Exploring the West Coast
Portland Dance Classic
By Taylor Wall
After looking for an amateur competition to attend during the winter season, my partner, Michael Kasinkas, and I decided to try out a new competition on the west coast: the Portland Dance Classic. We like to treat our competition outings like vacations, including seeing the city and trying local foods, and this trip was no different. We arrived two days before the competition to explore the city before hitting the dance floor.
Because the competition was in a suburb, we rented a car, and because we're super adventurous people who like to live on the edge, we agreed to pay a reduced rental rate in exchange for whatever car they had available that day. For weeks before the trip, we hoped for a sleek, fast car while joking with friends that we would get a minivan. Well, the higher powers of car rental must enjoy playing tricks on people, because that's exactly what we got: a massive Toyota Sienna with fold-down seats, power side doors, dual climate controls, and absolutely no traction or weight balance on twisting mountain roads.
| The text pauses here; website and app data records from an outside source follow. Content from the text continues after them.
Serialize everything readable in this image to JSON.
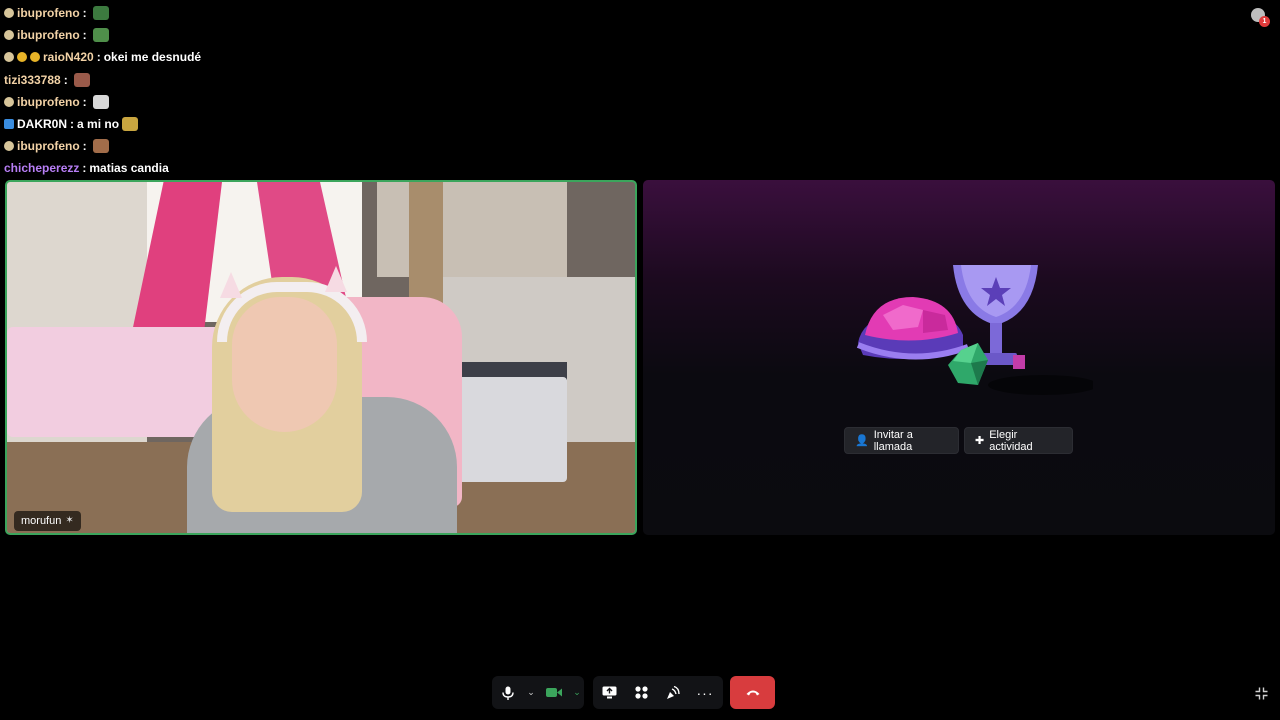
{
  "chat": {
    "messages": [
      {
        "user": "ibuprofeno",
        "text": "",
        "user_color": "#f2d2a6",
        "badges": [
          "#d7c59a"
        ],
        "emote": "#3c7a3f"
      },
      {
        "user": "ibuprofeno",
        "text": "",
        "user_color": "#f2d2a6",
        "badges": [
          "#d7c59a"
        ],
        "emote": "#4f8f4a"
      },
      {
        "user": "raioN420",
        "text": "okei me desnudé",
        "user_color": "#f2d2a6",
        "badges": [
          "#d7c59a",
          "#e8b428",
          "#e8b428"
        ],
        "emote": ""
      },
      {
        "user": "tizi333788",
        "text": "",
        "user_color": "#f2d2a6",
        "badges": [],
        "emote": "#9a5a4a"
      },
      {
        "user": "ibuprofeno",
        "text": "",
        "user_color": "#f2d2a6",
        "badges": [
          "#d7c59a"
        ],
        "emote": "#d8d8d8"
      },
      {
        "user": "DAKR0N",
        "text": "a mi no",
        "user_color": "#ffffff",
        "badges": [
          "#3a8de0"
        ],
        "emote": "#c9a640"
      },
      {
        "user": "ibuprofeno",
        "text": "",
        "user_color": "#f2d2a6",
        "badges": [
          "#d7c59a"
        ],
        "emote": "#a26d4a"
      },
      {
        "user": "chicheperezz",
        "text": "matias candia",
        "user_color": "#b77ef5",
        "badges": [],
        "emote": ""
      }
    ],
    "separator": ":"
  },
  "notifications": {
    "count": "1"
  },
  "participant": {
    "name": "morufun",
    "status_icon": "streaming-icon"
  },
  "activity": {
    "invite_label": "Invitar a llamada",
    "choose_label": "Elegir actividad"
  },
  "colors": {
    "speaking_border": "#3ba55c",
    "hangup": "#d83c3e",
    "camera_on": "#3ba55c"
  }
}
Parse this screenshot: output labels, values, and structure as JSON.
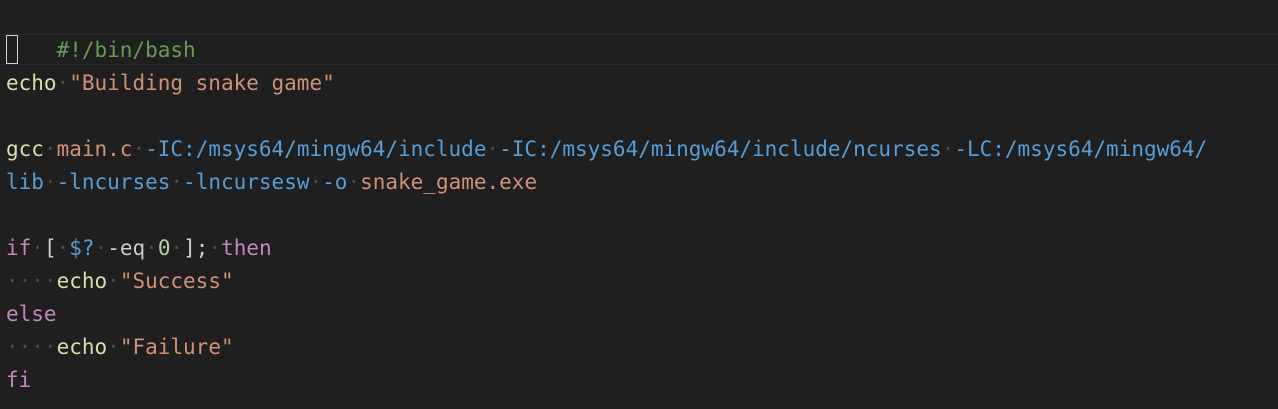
{
  "editor": {
    "language": "shell",
    "colors": {
      "background": "#1f1f1f",
      "comment": "#6a9955",
      "command": "#dcdcaa",
      "string": "#ce9178",
      "flag": "#569cd6",
      "keyword": "#c586c0",
      "variable": "#9cdcfe",
      "number": "#b5cea8",
      "whitespace_marker": "#4a4a4a"
    },
    "lines": {
      "l1": {
        "shebang": "#!/bin/bash"
      },
      "l3": {
        "cmd": "echo",
        "arg": "\"Building snake game\""
      },
      "l5": {
        "cmd": "gcc",
        "src": "main.c",
        "flag1": "-IC:/msys64/mingw64/include",
        "flag2": "-IC:/msys64/mingw64/include/ncurses",
        "flag3a": "-LC:/msys64/mingw64/"
      },
      "l6": {
        "flag3b": "lib",
        "flag4": "-lncurses",
        "flag5": "-lncursesw",
        "flag6": "-o",
        "out": "snake_game.exe"
      },
      "l8": {
        "kw_if": "if",
        "lb": "[",
        "var": "$?",
        "op": "-eq",
        "num": "0",
        "rb": "];",
        "kw_then": "then"
      },
      "l9": {
        "indent": "···",
        "cmd": "echo",
        "arg": "\"Success\""
      },
      "l10": {
        "kw": "else"
      },
      "l11": {
        "indent": "···",
        "cmd": "echo",
        "arg": "\"Failure\""
      },
      "l12": {
        "kw": "fi"
      }
    }
  }
}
We called this behemoth The Destroyer.
After resigning ourselves to The Destroyer, we started our sightseeing with the Oregon Zoo, where we caught the penguin feeding and saw a rare bald eagle exhibit before heading to the Lan Su Chinese Gardens, a city block which has been converted into a traditional Chinese garden and teahouse, complete with rooms with names like "Knowing the Fish Pavilion" and "Painted Boat in Misty Rain." Then we visited Powell's House of Books, which spanned another entire city block, before checking out some local restaurants.
That Friday it was foggy and rainy, but we made it out to historic Oregon City to see the official end of the Oregon Trail, where we pretended we were setting out on the Trail and packing our covered wagon. When we returned to downtown Portland, we took a maritime tour on the Willamette River with the three seamen of the steam-powered tugboat the Portland and explored the many food truck options, trying street food from a few different spots before checking out the free night at the Portland Art Museum. There was a special exhibit on Japanese art, but we turned in early to prepare for the competition Saturday.
As is typical of the west coast, most of the competition focused strongly on the international styles. We danced smooth with only two other couples, and we were the only adult rhythm competitors in any skill level, dancing the only mambo of the entire competition. Although enthusiasm for the American styles was low, we got the qualifications we wanted and enjoyed our time there. The venue was spacious with lots of room to eat lunch and practice between rounds, and the people were very friendly and welcoming (a wonderful and supportive woman named Fang agreed to record our dancing even though we were competing against her friends).
We look forward to returning to the Portland Dance Classic next year, and we may even take some extra time to explore the west coast more. Although I was surprised at just how little American style was represented in Portland, I hope to start to spreading the American love and recognition as we make new friends across the country. Going to the Portland Dance Classic made me appreciate just how lucky we are to have a well-rounded community that represents all styles in the Twin Cities, from standard and Latin to smooth and rhythm to swing and salsa.